Victor Davis Hanson

"Our own successful three-week war, but their failed three-year peace."

Such a self-serving disclaimer might best sum up the change of heart of several neoconservative former supporters of the Iraq war — at least according to interviews that appear in the current issues of Vanity Fair and the New Yorker magazines.

Some of these pundits and policy gurus now having second and third thoughts had called for the American ouster of Saddam Hussein as early as 1998. These days, apparently in hindsight, they question whether the present plagued occupation even justified the effective three-week war of 2003.

Americans themselves have made the same dramatic about-face. They once approved of the war by a 70 percent majority. Three years later, they think it was a mistake by almost the same wide margin. Like the pundits, the public follows the pulse of the battlefield — which now seems to be reported solely as a story of improvised explosive devices and sectarian suicide bombing.

But forget that "gotcha" Beltway buzz. Instead, let's re-examine the now-orphaned policy of bringing democracy to the Middle East — not the fickle parents who abandoned it. How, in other words, did we get to Iraq?

Taking out Saddam Hussein was not dreamed up — as is sometimes alleged — by sneaky supporters of Israel. Nor did oil-hungry CEOs or Halliburton puppeteers pull strings in the shadows to get us in. And the go-ahead wasn't given merely on the strength of trumped-up fears of weapons of mass destruction: The U.S. Congress authorized the war on 23 diverse counts, from Iraq's violation of the 1991 armistice to its record of giving both money and sanctuary to terrorists.

George W. Bush resolved to democratize Iraq also as a way to confront three grim facts of our recent past.

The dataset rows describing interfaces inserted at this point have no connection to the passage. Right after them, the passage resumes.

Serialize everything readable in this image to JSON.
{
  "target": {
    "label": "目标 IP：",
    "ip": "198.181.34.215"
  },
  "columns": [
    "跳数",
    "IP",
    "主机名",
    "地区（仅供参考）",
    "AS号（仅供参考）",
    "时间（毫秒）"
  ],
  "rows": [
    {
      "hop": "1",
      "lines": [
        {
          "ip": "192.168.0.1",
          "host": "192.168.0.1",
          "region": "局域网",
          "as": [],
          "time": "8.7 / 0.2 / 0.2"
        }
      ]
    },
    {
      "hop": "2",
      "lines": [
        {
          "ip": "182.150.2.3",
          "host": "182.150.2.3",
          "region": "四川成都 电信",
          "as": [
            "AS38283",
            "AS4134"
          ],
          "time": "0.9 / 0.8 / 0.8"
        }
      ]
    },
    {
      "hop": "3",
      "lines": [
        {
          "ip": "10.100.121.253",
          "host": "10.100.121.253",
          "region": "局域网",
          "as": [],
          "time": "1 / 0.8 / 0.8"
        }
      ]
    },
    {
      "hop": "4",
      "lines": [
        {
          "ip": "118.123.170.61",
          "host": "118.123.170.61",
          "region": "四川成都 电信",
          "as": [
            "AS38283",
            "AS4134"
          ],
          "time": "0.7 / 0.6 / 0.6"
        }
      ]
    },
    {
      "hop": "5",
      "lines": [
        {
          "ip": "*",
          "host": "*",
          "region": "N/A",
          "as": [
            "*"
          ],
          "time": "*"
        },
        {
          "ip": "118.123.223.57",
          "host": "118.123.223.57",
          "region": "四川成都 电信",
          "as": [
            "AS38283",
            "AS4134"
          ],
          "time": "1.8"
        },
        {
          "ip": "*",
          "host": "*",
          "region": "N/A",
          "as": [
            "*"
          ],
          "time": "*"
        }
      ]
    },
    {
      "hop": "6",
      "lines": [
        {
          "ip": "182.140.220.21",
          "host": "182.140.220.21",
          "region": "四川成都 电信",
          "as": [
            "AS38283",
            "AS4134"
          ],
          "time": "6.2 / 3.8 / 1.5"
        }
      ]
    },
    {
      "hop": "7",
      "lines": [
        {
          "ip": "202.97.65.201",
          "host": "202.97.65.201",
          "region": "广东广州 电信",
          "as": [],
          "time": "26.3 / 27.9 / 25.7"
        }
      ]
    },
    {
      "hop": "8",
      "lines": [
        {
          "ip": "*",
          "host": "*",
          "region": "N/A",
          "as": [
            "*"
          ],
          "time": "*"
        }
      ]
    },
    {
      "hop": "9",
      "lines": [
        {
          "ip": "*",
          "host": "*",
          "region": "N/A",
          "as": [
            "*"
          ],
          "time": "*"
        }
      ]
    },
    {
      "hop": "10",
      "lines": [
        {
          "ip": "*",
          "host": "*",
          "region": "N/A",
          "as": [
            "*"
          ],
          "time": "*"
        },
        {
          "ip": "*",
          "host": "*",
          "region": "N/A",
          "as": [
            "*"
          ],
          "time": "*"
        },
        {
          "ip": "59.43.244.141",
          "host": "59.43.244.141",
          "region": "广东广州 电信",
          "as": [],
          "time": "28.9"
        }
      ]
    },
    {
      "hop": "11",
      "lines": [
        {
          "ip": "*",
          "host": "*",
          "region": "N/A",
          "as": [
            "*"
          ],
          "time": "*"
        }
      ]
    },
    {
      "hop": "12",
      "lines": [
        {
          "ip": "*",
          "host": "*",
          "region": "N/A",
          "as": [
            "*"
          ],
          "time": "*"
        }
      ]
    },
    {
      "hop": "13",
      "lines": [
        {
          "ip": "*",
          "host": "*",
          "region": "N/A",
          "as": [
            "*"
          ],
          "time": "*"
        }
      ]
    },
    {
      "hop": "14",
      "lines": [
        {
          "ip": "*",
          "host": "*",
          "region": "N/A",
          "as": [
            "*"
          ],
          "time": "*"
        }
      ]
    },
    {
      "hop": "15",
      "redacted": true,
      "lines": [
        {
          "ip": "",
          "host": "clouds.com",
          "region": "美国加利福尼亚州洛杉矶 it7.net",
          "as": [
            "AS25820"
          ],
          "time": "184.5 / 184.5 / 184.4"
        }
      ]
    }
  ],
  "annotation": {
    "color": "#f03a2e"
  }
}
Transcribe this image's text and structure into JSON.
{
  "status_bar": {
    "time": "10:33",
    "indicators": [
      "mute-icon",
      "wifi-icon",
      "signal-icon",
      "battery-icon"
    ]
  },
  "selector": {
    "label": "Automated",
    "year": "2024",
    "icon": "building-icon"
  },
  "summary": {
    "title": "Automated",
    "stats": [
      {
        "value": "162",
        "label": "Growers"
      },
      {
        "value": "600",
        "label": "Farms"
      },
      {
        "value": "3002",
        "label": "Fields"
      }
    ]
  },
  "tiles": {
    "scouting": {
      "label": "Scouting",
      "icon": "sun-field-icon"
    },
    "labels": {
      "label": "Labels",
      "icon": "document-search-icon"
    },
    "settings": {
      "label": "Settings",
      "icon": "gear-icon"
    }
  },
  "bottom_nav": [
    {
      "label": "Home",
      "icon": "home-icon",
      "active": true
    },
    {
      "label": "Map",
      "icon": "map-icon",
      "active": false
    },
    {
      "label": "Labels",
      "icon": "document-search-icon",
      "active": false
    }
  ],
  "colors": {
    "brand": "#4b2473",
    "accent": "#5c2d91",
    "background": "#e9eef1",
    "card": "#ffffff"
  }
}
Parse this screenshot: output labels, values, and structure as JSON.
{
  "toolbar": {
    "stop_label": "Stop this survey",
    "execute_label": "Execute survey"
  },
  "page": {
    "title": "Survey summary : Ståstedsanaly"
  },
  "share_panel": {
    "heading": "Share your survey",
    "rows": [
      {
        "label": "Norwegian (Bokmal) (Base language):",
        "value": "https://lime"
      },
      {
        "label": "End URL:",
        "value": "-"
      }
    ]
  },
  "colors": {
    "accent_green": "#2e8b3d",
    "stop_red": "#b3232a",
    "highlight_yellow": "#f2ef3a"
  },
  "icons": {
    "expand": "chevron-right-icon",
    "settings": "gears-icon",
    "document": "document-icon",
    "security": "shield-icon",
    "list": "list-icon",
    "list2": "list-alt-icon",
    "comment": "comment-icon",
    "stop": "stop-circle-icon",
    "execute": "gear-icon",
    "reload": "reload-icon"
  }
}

First, the United States had been far too friendly with atrocious regimes in the Middle East. And when bloodletting inevitably broke out, either internally or between aggressive regimes, too often we cynically played one side off the other. Or we backed repugnant insurgents, with little thought of the "blowback" that would result. We outsourced sophisticated arms and training to radical Islamists fighting against the Soviet-backed Afghan government. We hoped the murderous Saddam might check the murderous Iranian theocracy — and then again sold arms to the mullahs during the Iran-Contra affair.


Victor Davis Hanson

Victor Davis Hanson is a classicist and historian at the Hoover Institution, Stanford University, and a recipient of the 2007 National Humanities Medal.